What you are asked to do: Only the text belongs in the copy: repeat each record exactly, without pictures.

** Data for processing follows **

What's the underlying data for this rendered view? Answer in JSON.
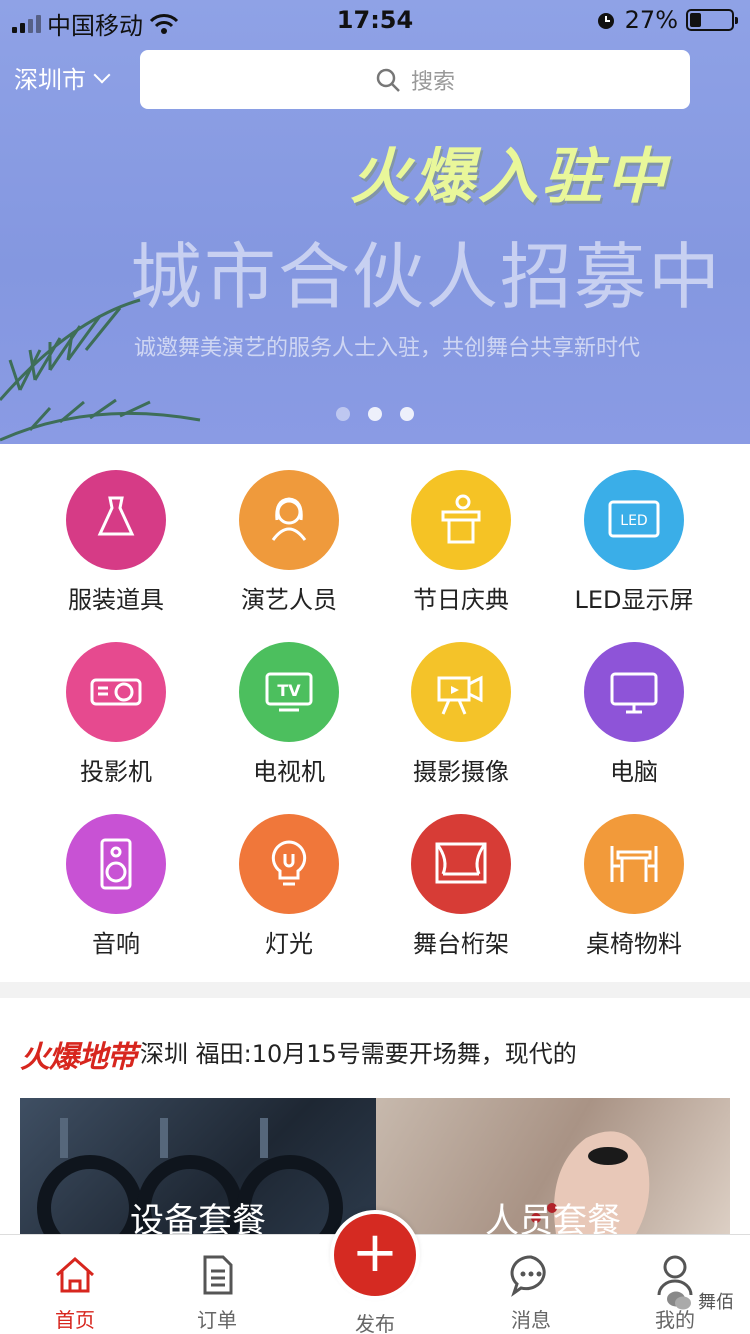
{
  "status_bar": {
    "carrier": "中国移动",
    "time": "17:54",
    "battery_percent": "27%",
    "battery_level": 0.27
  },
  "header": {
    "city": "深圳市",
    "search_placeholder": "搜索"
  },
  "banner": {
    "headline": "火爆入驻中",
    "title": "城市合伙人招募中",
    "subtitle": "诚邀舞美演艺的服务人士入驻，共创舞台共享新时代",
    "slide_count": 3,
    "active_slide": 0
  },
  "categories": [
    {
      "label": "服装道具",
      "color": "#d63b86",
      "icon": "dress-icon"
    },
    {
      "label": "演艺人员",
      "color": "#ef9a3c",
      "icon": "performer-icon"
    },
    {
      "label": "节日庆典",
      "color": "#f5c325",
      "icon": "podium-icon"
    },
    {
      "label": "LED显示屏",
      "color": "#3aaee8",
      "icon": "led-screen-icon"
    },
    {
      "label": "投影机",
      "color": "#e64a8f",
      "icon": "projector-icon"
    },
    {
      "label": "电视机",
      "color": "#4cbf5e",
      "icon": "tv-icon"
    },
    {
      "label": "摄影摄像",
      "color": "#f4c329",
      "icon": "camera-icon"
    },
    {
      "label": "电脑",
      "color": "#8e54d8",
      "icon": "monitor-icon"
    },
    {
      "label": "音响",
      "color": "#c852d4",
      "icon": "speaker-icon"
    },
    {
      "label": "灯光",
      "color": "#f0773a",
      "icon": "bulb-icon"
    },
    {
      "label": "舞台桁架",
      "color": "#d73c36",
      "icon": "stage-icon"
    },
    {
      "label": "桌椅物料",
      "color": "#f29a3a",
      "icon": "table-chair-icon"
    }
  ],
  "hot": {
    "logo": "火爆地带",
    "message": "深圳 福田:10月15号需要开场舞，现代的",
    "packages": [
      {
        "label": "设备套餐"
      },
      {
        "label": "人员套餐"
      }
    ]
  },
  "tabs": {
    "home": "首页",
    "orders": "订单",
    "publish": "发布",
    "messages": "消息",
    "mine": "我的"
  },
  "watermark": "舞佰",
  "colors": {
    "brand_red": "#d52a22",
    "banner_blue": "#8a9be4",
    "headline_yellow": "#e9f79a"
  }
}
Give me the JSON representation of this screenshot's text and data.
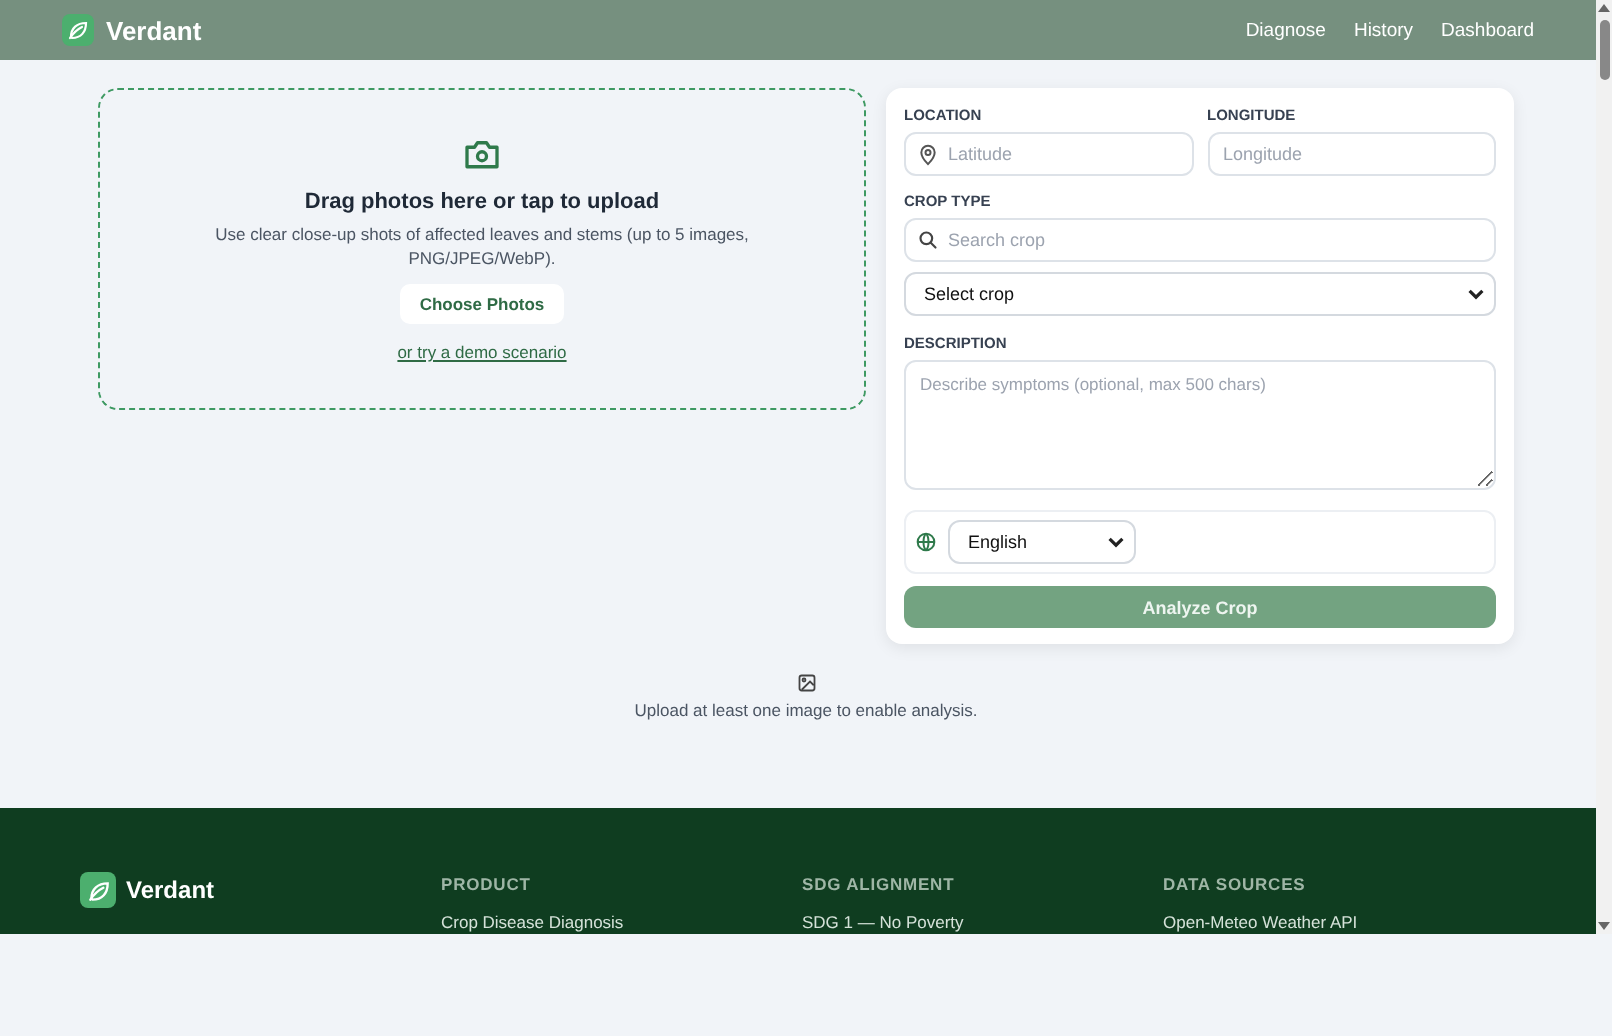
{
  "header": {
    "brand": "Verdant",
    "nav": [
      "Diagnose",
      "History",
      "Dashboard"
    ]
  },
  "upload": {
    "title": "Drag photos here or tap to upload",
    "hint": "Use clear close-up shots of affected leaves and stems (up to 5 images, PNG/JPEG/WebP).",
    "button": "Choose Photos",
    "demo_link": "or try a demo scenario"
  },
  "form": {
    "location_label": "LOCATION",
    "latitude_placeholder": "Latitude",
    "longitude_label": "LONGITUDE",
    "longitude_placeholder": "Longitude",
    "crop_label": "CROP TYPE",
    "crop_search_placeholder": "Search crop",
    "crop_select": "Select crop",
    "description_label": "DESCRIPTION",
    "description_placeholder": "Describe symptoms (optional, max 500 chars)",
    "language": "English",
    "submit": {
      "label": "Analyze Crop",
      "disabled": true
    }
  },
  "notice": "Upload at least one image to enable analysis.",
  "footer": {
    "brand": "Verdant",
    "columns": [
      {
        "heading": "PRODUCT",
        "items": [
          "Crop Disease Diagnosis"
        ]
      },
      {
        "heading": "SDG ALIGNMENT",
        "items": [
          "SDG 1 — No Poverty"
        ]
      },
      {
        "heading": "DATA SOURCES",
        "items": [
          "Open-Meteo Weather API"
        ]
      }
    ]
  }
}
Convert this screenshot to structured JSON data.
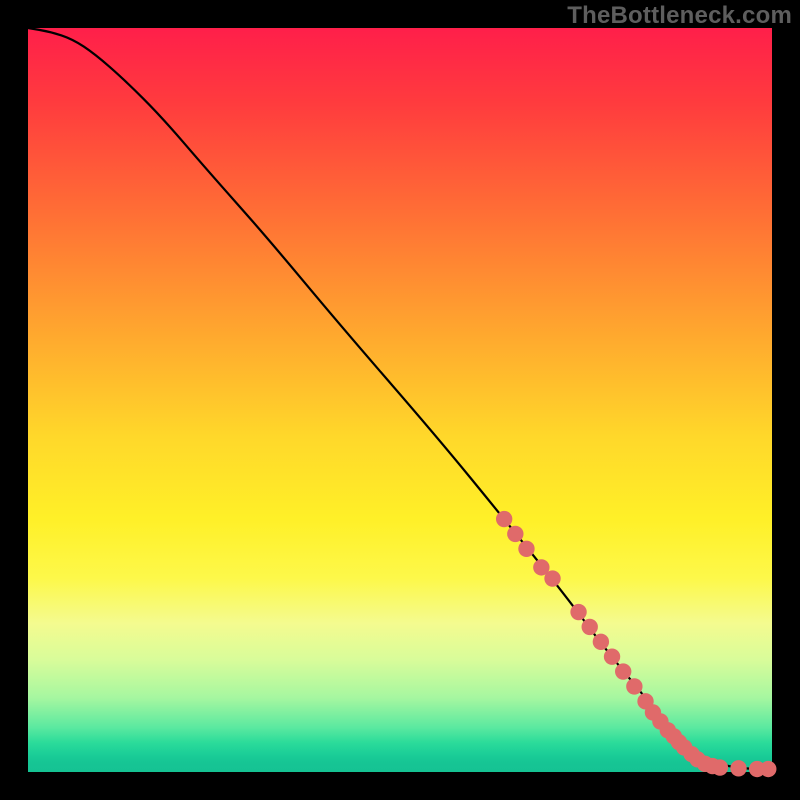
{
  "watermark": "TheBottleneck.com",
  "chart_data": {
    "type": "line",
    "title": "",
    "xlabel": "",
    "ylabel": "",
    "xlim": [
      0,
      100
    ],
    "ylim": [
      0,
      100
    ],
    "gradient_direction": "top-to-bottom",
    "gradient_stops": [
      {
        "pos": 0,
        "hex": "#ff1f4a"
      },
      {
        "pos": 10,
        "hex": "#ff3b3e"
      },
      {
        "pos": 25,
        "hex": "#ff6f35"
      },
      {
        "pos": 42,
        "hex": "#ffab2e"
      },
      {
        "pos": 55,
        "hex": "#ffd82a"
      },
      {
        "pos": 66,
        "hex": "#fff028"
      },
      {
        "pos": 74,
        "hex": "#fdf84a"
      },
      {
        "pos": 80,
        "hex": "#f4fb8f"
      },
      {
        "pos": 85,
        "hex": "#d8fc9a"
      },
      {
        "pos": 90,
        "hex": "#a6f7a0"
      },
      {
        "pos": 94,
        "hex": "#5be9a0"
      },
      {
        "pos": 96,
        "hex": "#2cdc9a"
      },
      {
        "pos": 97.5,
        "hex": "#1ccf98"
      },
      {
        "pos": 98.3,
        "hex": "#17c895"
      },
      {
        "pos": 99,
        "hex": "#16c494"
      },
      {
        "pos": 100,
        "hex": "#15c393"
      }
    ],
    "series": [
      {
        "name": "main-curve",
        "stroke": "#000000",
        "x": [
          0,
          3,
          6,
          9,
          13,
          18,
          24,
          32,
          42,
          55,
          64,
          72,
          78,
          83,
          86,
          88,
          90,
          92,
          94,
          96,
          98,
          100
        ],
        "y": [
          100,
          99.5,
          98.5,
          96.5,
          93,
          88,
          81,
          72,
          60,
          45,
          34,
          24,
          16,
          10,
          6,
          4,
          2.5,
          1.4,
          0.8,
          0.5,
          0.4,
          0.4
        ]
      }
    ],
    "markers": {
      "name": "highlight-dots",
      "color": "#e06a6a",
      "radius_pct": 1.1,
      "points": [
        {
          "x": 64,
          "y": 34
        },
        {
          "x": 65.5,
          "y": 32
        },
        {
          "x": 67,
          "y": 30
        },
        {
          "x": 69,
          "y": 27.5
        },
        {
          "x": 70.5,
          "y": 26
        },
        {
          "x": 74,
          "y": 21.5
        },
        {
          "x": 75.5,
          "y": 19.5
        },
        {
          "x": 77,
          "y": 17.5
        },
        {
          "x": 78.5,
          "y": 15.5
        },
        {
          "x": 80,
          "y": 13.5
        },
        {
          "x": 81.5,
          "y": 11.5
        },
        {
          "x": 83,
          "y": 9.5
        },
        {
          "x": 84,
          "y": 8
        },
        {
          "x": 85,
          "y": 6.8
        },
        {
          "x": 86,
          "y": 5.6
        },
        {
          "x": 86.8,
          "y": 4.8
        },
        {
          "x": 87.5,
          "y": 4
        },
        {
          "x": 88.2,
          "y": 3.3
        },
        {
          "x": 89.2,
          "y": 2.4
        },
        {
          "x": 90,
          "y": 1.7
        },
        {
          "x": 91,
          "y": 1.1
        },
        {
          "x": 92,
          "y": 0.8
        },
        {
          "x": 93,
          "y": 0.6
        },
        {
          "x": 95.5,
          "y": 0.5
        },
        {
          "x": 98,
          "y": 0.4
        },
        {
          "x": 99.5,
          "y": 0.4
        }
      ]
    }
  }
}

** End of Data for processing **

Answer space:
What's the underlying data for this rendered view? Answer in JSON.
{
  "status_bar": {
    "carrier": "中国移动",
    "time": "17:54",
    "battery_percent": "27%",
    "battery_level": 0.27
  },
  "header": {
    "city": "深圳市",
    "search_placeholder": "搜索"
  },
  "banner": {
    "headline": "火爆入驻中",
    "title": "城市合伙人招募中",
    "subtitle": "诚邀舞美演艺的服务人士入驻，共创舞台共享新时代",
    "slide_count": 3,
    "active_slide": 0
  },
  "categories": [
    {
      "label": "服装道具",
      "color": "#d63b86",
      "icon": "dress-icon"
    },
    {
      "label": "演艺人员",
      "color": "#ef9a3c",
      "icon": "performer-icon"
    },
    {
      "label": "节日庆典",
      "color": "#f5c325",
      "icon": "podium-icon"
    },
    {
      "label": "LED显示屏",
      "color": "#3aaee8",
      "icon": "led-screen-icon"
    },
    {
      "label": "投影机",
      "color": "#e64a8f",
      "icon": "projector-icon"
    },
    {
      "label": "电视机",
      "color": "#4cbf5e",
      "icon": "tv-icon"
    },
    {
      "label": "摄影摄像",
      "color": "#f4c329",
      "icon": "camera-icon"
    },
    {
      "label": "电脑",
      "color": "#8e54d8",
      "icon": "monitor-icon"
    },
    {
      "label": "音响",
      "color": "#c852d4",
      "icon": "speaker-icon"
    },
    {
      "label": "灯光",
      "color": "#f0773a",
      "icon": "bulb-icon"
    },
    {
      "label": "舞台桁架",
      "color": "#d73c36",
      "icon": "stage-icon"
    },
    {
      "label": "桌椅物料",
      "color": "#f29a3a",
      "icon": "table-chair-icon"
    }
  ],
  "hot": {
    "logo": "火爆地带",
    "message": "深圳 福田:10月15号需要开场舞，现代的",
    "packages": [
      {
        "label": "设备套餐"
      },
      {
        "label": "人员套餐"
      }
    ]
  },
  "tabs": {
    "home": "首页",
    "orders": "订单",
    "publish": "发布",
    "messages": "消息",
    "mine": "我的"
  },
  "watermark": "舞佰",
  "colors": {
    "brand_red": "#d52a22",
    "banner_blue": "#8a9be4",
    "headline_yellow": "#e9f79a"
  }
}
Give me the JSON representation of this screenshot's text and data.
{
  "header": {
    "brand": "Verdant",
    "nav": [
      "Diagnose",
      "History",
      "Dashboard"
    ]
  },
  "upload": {
    "title": "Drag photos here or tap to upload",
    "hint": "Use clear close-up shots of affected leaves and stems (up to 5 images, PNG/JPEG/WebP).",
    "button": "Choose Photos",
    "demo_link": "or try a demo scenario"
  },
  "form": {
    "location_label": "LOCATION",
    "latitude_placeholder": "Latitude",
    "longitude_label": "LONGITUDE",
    "longitude_placeholder": "Longitude",
    "crop_label": "CROP TYPE",
    "crop_search_placeholder": "Search crop",
    "crop_select": "Select crop",
    "description_label": "DESCRIPTION",
    "description_placeholder": "Describe symptoms (optional, max 500 chars)",
    "language": "English",
    "submit": {
      "label": "Analyze Crop",
      "disabled": true
    }
  },
  "notice": "Upload at least one image to enable analysis.",
  "footer": {
    "brand": "Verdant",
    "columns": [
      {
        "heading": "PRODUCT",
        "items": [
          "Crop Disease Diagnosis"
        ]
      },
      {
        "heading": "SDG ALIGNMENT",
        "items": [
          "SDG 1 — No Poverty"
        ]
      },
      {
        "heading": "DATA SOURCES",
        "items": [
          "Open-Meteo Weather API"
        ]
      }
    ]
  }
}
Convert this screenshot to structured JSON data.
{
  "watermark": "TheBottleneck.com",
  "chart_data": {
    "type": "line",
    "title": "",
    "xlabel": "",
    "ylabel": "",
    "xlim": [
      0,
      100
    ],
    "ylim": [
      0,
      100
    ],
    "gradient_direction": "top-to-bottom",
    "gradient_stops": [
      {
        "pos": 0,
        "hex": "#ff1f4a"
      },
      {
        "pos": 10,
        "hex": "#ff3b3e"
      },
      {
        "pos": 25,
        "hex": "#ff6f35"
      },
      {
        "pos": 42,
        "hex": "#ffab2e"
      },
      {
        "pos": 55,
        "hex": "#ffd82a"
      },
      {
        "pos": 66,
        "hex": "#fff028"
      },
      {
        "pos": 74,
        "hex": "#fdf84a"
      },
      {
        "pos": 80,
        "hex": "#f4fb8f"
      },
      {
        "pos": 85,
        "hex": "#d8fc9a"
      },
      {
        "pos": 90,
        "hex": "#a6f7a0"
      },
      {
        "pos": 94,
        "hex": "#5be9a0"
      },
      {
        "pos": 96,
        "hex": "#2cdc9a"
      },
      {
        "pos": 97.5,
        "hex": "#1ccf98"
      },
      {
        "pos": 98.3,
        "hex": "#17c895"
      },
      {
        "pos": 99,
        "hex": "#16c494"
      },
      {
        "pos": 100,
        "hex": "#15c393"
      }
    ],
    "series": [
      {
        "name": "main-curve",
        "stroke": "#000000",
        "x": [
          0,
          3,
          6,
          9,
          13,
          18,
          24,
          32,
          42,
          55,
          64,
          72,
          78,
          83,
          86,
          88,
          90,
          92,
          94,
          96,
          98,
          100
        ],
        "y": [
          100,
          99.5,
          98.5,
          96.5,
          93,
          88,
          81,
          72,
          60,
          45,
          34,
          24,
          16,
          10,
          6,
          4,
          2.5,
          1.4,
          0.8,
          0.5,
          0.4,
          0.4
        ]
      }
    ],
    "markers": {
      "name": "highlight-dots",
      "color": "#e06a6a",
      "radius_pct": 1.1,
      "points": [
        {
          "x": 64,
          "y": 34
        },
        {
          "x": 65.5,
          "y": 32
        },
        {
          "x": 67,
          "y": 30
        },
        {
          "x": 69,
          "y": 27.5
        },
        {
          "x": 70.5,
          "y": 26
        },
        {
          "x": 74,
          "y": 21.5
        },
        {
          "x": 75.5,
          "y": 19.5
        },
        {
          "x": 77,
          "y": 17.5
        },
        {
          "x": 78.5,
          "y": 15.5
        },
        {
          "x": 80,
          "y": 13.5
        },
        {
          "x": 81.5,
          "y": 11.5
        },
        {
          "x": 83,
          "y": 9.5
        },
        {
          "x": 84,
          "y": 8
        },
        {
          "x": 85,
          "y": 6.8
        },
        {
          "x": 86,
          "y": 5.6
        },
        {
          "x": 86.8,
          "y": 4.8
        },
        {
          "x": 87.5,
          "y": 4
        },
        {
          "x": 88.2,
          "y": 3.3
        },
        {
          "x": 89.2,
          "y": 2.4
        },
        {
          "x": 90,
          "y": 1.7
        },
        {
          "x": 91,
          "y": 1.1
        },
        {
          "x": 92,
          "y": 0.8
        },
        {
          "x": 93,
          "y": 0.6
        },
        {
          "x": 95.5,
          "y": 0.5
        },
        {
          "x": 98,
          "y": 0.4
        },
        {
          "x": 99.5,
          "y": 0.4
        }
      ]
    }
  }
}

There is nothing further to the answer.